“Youth are typically very nervous when they first start our program, as they often come with preconceived notions:the staff acting like drill instructors, or that they are going to be running the entire time,” Medrano said. “What they soon find out is that Run Free Texas is all about providing a fun, safe environment where there is a lot of encouragement.”
The staff and volunteers participate in whatever they ask the kids to do, and the atmosphere is always supportive. Having worked for so long with kids in these same situations, Villarreal and Medrano work hard to include elements that might otherwise be missing: a team dynamic, rewards that include games of kickball and basketball after good workouts, support outside of the group, and guest speakers who appear regularly to share messages of triumph and positivity. Upon completion of the 12 weeks, the team participates in a 5K, signifying a new milestone in their burgeoning running careers as well as the end of the compulsory part of the Run Free Texas program. Those students who have embraced the program and achieved 90 percent attendance are offered a one-year scholarship, wherein Run Free Texas pays all fees for the student to participate in any sport of their choosing. Villarreal and Medrano, avid runners themselves, understand that running isn’t for everybody, but the positive experiences and new sense of self cultivated within can hopefully be taken up elsewhere.
Running with Run Free Texas
In early August, I had the opportunity to join a Run Free Texas workout in Round Rock.
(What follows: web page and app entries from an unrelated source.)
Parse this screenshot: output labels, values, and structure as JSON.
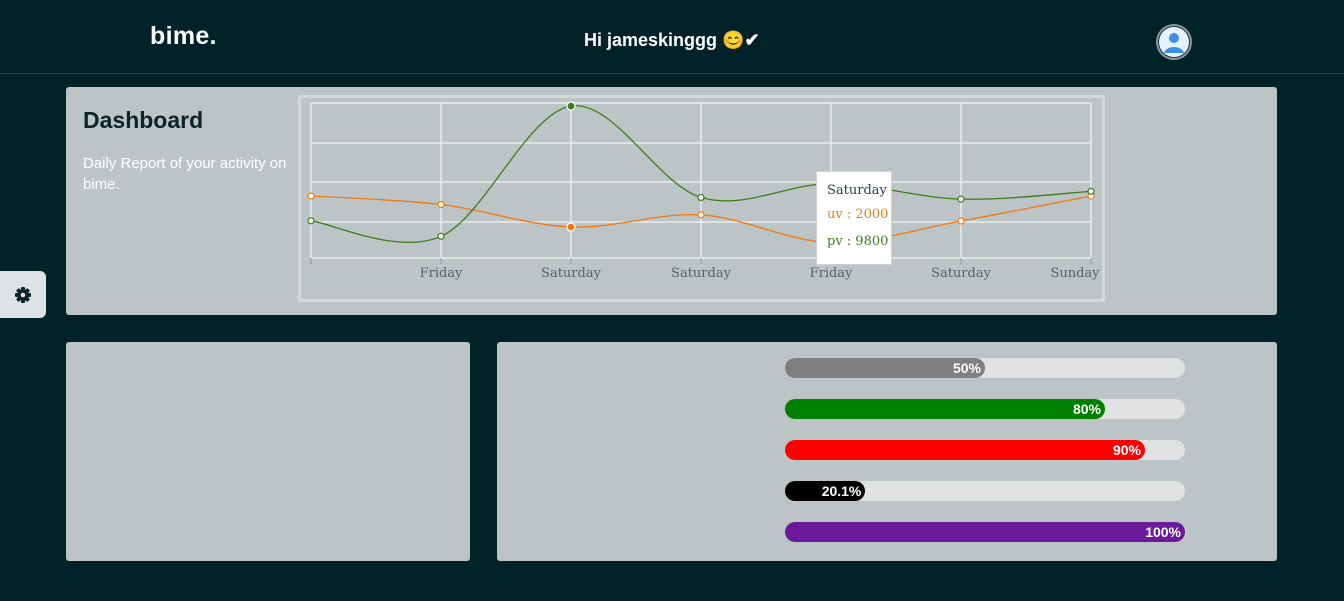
{
  "header": {
    "logo": "bime.",
    "greeting": "Hi jameskinggg 😊✔"
  },
  "dashboard": {
    "title": "Dashboard",
    "subtitle": "Daily Report of your activity on bime."
  },
  "chart_data": {
    "type": "line",
    "categories": [
      "",
      "Friday",
      "Saturday",
      "Saturday",
      "Friday",
      "Saturday",
      "Sunday"
    ],
    "series": [
      {
        "name": "uv",
        "color": "#f07a12",
        "values": [
          4000,
          3450,
          2000,
          2780,
          1000,
          2390,
          4000
        ]
      },
      {
        "name": "pv",
        "color": "#3a7d1a",
        "values": [
          2400,
          1398,
          9800,
          3908,
          4800,
          3800,
          4300
        ]
      }
    ],
    "tooltip": {
      "label": "Saturday",
      "uv": "uv : 2000",
      "pv": "pv : 9800"
    }
  },
  "progress": [
    {
      "label": "50%",
      "value": 0.5,
      "color": "#7f7f7f"
    },
    {
      "label": "80%",
      "value": 0.8,
      "color": "#008000"
    },
    {
      "label": "90%",
      "value": 0.9,
      "color": "#ff0000"
    },
    {
      "label": "20.1%",
      "value": 0.201,
      "color": "#000000"
    },
    {
      "label": "100%",
      "value": 1.0,
      "color": "#6a1b9a"
    }
  ],
  "icons": {
    "settings": "gear-icon",
    "avatar": "user-avatar-icon"
  }
}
At first it was a quiet group. Medrano peppered the kids with questions. They gave one-word answers, staring at their feet, the sort of awkward behavior expected from middle and high school students. She announced they’d be running a 1-mile time trial, and the atmosphere changed. As Medrano read off results from the last time trial and asked for predictions, the energy was suddenly palpable. We lined up (even I was nervous), there were some last second shouts of encouragement, and we were off.
Following the run, it was a changed group. The times were hardly important; pride and accomplishment were easily seen in each of their faces. As new times were read, there were “oohs” and “aahs” from the huddles of students and volunteers, laughter and hugs, and the joy of a hard effort celebrated. It was a wonderful moment, and an example of the main reason why Run Free Texas is growing so fast as a unique and much-admired program in Central Texas.
How Can You Get Involved?
The entire Run Free Texas program, which is offered free of charge and includes shoes, tech shirts, paid staff, race fees, and scholarships, is paid for through two yearly fundraisers. The first is the Run Free Texas 80’s 8K, which for the first time this year will be featured as the first race of the Austin Distance Challenge sponsored by Austin Fit Magazine on Sept. 14. The second is the Guns N Hoses and Average Joes Dodgeball Tournament, featuring teams of police officers, firefighters, and average folks. Despite the overwhelming success of these two events, Run Free Texas still needs private donors and sponsors as they continue to grow in program scope and in locations. Volunteers are also a much-needed part of their success.